TASK PROMPT - Down to the last line, copy the records below without any change.

[ENTRIES SHOWN — start]

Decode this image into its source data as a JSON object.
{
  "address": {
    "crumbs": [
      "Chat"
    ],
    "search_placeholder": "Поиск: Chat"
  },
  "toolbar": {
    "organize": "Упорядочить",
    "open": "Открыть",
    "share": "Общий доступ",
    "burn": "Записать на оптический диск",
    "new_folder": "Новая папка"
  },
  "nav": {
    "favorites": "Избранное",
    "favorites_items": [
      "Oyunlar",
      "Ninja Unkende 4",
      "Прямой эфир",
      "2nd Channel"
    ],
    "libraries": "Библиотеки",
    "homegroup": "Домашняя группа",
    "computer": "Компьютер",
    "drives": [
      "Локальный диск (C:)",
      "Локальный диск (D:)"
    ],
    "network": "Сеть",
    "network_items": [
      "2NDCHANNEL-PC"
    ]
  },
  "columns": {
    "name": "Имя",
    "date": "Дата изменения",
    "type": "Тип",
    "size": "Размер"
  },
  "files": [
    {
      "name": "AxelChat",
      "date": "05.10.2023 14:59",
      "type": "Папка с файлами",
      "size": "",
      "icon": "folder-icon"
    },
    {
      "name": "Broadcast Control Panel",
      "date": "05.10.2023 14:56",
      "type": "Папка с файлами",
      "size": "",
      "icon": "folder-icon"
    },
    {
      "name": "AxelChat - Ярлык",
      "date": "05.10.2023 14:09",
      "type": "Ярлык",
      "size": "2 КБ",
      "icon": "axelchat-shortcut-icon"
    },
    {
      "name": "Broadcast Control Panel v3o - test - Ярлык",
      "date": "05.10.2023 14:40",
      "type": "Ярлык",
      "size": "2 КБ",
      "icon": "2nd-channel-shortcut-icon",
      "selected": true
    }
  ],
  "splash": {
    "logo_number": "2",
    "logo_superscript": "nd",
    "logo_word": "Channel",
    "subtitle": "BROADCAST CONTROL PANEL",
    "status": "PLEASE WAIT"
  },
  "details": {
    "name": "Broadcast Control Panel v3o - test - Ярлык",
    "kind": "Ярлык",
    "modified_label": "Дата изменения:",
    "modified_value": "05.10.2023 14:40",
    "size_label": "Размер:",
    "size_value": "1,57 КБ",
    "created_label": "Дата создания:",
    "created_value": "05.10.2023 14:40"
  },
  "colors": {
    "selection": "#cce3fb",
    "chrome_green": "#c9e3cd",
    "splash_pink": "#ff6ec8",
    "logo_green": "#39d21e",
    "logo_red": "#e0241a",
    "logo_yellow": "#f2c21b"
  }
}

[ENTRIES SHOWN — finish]

SOLUTION -
Decode this image into its source data as a JSON object.
{
  "address": {
    "crumbs": [
      "Chat"
    ],
    "search_placeholder": "Поиск: Chat"
  },
  "toolbar": {
    "organize": "Упорядочить",
    "open": "Открыть",
    "share": "Общий доступ",
    "burn": "Записать на оптический диск",
    "new_folder": "Новая папка"
  },
  "nav": {
    "favorites": "Избранное",
    "favorites_items": [
      "Oyunlar",
      "Ninja Unkende 4",
      "Прямой эфир",
      "2nd Channel"
    ],
    "libraries": "Библиотеки",
    "homegroup": "Домашняя группа",
    "computer": "Компьютер",
    "drives": [
      "Локальный диск (C:)",
      "Локальный диск (D:)"
    ],
    "network": "Сеть",
    "network_items": [
      "2NDCHANNEL-PC"
    ]
  },
  "columns": {
    "name": "Имя",
    "date": "Дата изменения",
    "type": "Тип",
    "size": "Размер"
  },
  "files": [
    {
      "name": "AxelChat",
      "date": "05.10.2023 14:59",
      "type": "Папка с файлами",
      "size": "",
      "icon": "folder-icon"
    },
    {
      "name": "Broadcast Control Panel",
      "date": "05.10.2023 14:56",
      "type": "Папка с файлами",
      "size": "",
      "icon": "folder-icon"
    },
    {
      "name": "AxelChat - Ярлык",
      "date": "05.10.2023 14:09",
      "type": "Ярлык",
      "size": "2 КБ",
      "icon": "axelchat-shortcut-icon"
    },
    {
      "name": "Broadcast Control Panel v3o - test - Ярлык",
      "date": "05.10.2023 14:40",
      "type": "Ярлык",
      "size": "2 КБ",
      "icon": "2nd-channel-shortcut-icon",
      "selected": true
    }
  ],
  "splash": {
    "logo_number": "2",
    "logo_superscript": "nd",
    "logo_word": "Channel",
    "subtitle": "BROADCAST CONTROL PANEL",
    "status": "PLEASE WAIT"
  },
  "details": {
    "name": "Broadcast Control Panel v3o - test - Ярлык",
    "kind": "Ярлык",
    "modified_label": "Дата изменения:",
    "modified_value": "05.10.2023 14:40",
    "size_label": "Размер:",
    "size_value": "1,57 КБ",
    "created_label": "Дата создания:",
    "created_value": "05.10.2023 14:40"
  },
  "colors": {
    "selection": "#cce3fb",
    "chrome_green": "#c9e3cd",
    "splash_pink": "#ff6ec8",
    "logo_green": "#39d21e",
    "logo_red": "#e0241a",
    "logo_yellow": "#f2c21b"
  }
}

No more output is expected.